Web page and app entries:
· · · ·
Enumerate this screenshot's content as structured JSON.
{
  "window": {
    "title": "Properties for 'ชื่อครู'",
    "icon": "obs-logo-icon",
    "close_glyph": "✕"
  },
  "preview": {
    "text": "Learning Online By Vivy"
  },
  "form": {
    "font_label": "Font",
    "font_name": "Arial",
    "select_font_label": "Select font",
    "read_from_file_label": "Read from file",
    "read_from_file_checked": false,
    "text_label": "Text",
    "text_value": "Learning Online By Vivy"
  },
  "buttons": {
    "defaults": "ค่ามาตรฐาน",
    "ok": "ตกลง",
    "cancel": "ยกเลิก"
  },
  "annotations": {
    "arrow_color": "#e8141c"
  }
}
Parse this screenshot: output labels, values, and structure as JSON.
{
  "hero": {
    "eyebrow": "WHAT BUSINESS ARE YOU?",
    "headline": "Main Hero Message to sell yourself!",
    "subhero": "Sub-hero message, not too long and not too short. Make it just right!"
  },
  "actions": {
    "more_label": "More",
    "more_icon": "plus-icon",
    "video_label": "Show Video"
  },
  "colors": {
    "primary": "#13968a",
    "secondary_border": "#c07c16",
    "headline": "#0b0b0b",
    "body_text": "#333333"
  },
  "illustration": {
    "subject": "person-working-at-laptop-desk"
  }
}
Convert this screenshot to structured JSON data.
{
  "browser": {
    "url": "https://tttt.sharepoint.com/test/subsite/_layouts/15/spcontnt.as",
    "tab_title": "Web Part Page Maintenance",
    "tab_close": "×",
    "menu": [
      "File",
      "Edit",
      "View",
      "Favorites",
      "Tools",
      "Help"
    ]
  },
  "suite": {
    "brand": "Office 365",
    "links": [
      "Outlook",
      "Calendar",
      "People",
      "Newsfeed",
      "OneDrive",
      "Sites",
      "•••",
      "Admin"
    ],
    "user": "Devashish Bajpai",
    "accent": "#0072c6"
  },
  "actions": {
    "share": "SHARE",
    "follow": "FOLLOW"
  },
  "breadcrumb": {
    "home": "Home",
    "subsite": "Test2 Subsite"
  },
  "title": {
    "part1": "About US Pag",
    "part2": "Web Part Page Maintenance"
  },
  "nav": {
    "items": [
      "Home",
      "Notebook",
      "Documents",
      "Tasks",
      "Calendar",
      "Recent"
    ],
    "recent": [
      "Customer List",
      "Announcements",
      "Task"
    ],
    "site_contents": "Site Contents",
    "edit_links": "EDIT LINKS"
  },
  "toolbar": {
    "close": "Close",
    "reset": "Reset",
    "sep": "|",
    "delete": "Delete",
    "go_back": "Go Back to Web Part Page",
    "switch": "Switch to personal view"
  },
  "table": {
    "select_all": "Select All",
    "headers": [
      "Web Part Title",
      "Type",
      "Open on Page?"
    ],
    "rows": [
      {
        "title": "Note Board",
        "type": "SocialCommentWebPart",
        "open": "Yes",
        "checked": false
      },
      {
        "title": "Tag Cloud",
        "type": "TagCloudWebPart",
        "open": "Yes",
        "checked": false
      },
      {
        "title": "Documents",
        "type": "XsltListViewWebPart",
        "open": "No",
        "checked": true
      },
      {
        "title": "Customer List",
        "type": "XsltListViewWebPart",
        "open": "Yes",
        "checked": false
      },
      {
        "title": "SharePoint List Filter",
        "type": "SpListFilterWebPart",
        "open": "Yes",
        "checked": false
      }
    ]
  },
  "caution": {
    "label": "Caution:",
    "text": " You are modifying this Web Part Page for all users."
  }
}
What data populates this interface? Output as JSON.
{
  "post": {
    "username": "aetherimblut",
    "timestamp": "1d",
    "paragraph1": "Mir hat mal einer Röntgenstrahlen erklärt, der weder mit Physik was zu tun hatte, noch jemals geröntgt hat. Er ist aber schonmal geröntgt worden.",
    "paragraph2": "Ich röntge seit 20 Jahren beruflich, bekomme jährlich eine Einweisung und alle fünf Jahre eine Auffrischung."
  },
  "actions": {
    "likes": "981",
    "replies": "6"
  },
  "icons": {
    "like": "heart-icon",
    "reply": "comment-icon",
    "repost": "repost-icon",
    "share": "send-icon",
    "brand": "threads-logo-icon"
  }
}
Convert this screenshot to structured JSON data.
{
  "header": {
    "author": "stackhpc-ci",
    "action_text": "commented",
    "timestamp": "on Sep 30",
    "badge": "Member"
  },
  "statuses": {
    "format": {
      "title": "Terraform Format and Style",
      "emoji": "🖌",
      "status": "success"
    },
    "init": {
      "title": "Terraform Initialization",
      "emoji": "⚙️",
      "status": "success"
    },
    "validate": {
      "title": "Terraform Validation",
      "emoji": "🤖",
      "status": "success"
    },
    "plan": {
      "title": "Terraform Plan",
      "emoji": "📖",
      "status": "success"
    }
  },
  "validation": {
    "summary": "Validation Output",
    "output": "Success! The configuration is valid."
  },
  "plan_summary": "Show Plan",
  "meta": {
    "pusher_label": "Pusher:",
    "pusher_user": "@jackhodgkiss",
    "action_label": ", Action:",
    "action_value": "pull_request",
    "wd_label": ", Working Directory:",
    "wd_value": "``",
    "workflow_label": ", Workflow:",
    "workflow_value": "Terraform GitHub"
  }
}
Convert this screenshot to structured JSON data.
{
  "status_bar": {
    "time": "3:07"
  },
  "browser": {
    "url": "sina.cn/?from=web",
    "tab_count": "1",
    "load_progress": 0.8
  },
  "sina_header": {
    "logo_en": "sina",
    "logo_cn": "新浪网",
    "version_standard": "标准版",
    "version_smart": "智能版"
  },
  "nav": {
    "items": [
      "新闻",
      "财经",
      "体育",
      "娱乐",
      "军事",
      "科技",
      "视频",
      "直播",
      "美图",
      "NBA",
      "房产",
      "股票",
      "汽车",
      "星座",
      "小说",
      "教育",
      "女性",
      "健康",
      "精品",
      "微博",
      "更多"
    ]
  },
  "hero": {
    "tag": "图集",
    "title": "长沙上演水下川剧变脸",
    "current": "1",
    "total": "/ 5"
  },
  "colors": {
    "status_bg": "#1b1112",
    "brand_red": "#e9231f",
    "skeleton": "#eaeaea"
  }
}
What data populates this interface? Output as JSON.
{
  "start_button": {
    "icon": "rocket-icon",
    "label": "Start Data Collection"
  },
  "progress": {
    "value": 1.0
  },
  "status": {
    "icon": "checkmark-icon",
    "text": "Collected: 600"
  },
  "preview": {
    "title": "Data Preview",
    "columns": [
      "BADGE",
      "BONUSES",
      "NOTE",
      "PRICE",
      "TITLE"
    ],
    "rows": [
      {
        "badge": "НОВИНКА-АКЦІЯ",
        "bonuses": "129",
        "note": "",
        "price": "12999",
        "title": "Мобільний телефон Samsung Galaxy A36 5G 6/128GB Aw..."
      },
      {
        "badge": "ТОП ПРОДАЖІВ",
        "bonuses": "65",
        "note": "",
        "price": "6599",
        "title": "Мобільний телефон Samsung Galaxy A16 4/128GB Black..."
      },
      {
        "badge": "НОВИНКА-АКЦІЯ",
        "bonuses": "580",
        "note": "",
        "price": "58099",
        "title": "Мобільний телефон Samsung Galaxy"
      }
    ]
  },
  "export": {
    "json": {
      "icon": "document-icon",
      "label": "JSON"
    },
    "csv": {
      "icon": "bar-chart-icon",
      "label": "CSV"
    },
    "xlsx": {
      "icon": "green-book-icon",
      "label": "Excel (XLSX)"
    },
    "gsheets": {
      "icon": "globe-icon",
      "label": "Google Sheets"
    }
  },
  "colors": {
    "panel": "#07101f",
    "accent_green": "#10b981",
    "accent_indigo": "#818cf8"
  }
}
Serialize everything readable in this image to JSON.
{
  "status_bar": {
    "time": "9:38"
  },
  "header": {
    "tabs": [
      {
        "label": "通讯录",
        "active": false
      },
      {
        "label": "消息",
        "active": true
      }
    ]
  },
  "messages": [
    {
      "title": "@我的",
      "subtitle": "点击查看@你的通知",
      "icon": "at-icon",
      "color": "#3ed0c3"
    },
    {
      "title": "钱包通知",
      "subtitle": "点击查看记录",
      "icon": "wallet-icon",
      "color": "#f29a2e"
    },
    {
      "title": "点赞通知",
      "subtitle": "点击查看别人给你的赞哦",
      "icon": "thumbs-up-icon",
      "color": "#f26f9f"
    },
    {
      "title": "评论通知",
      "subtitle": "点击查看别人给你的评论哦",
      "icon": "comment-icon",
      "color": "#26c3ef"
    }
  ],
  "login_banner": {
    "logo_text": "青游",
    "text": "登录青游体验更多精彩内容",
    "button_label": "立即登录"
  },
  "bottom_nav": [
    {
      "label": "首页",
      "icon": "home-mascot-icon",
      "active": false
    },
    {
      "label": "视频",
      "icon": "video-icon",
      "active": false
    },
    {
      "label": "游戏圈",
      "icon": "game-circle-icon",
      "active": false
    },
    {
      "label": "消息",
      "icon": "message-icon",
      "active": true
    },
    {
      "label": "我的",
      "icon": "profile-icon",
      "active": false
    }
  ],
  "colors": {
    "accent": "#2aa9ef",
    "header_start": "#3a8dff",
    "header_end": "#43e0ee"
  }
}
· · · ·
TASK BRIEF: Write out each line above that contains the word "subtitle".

EXPECTED ANSWER:
      "subtitle": "点击查看@你的通知",
      "subtitle": "点击查看记录",
      "subtitle": "点击查看别人给你的赞哦",
      "subtitle": "点击查看别人给你的评论哦",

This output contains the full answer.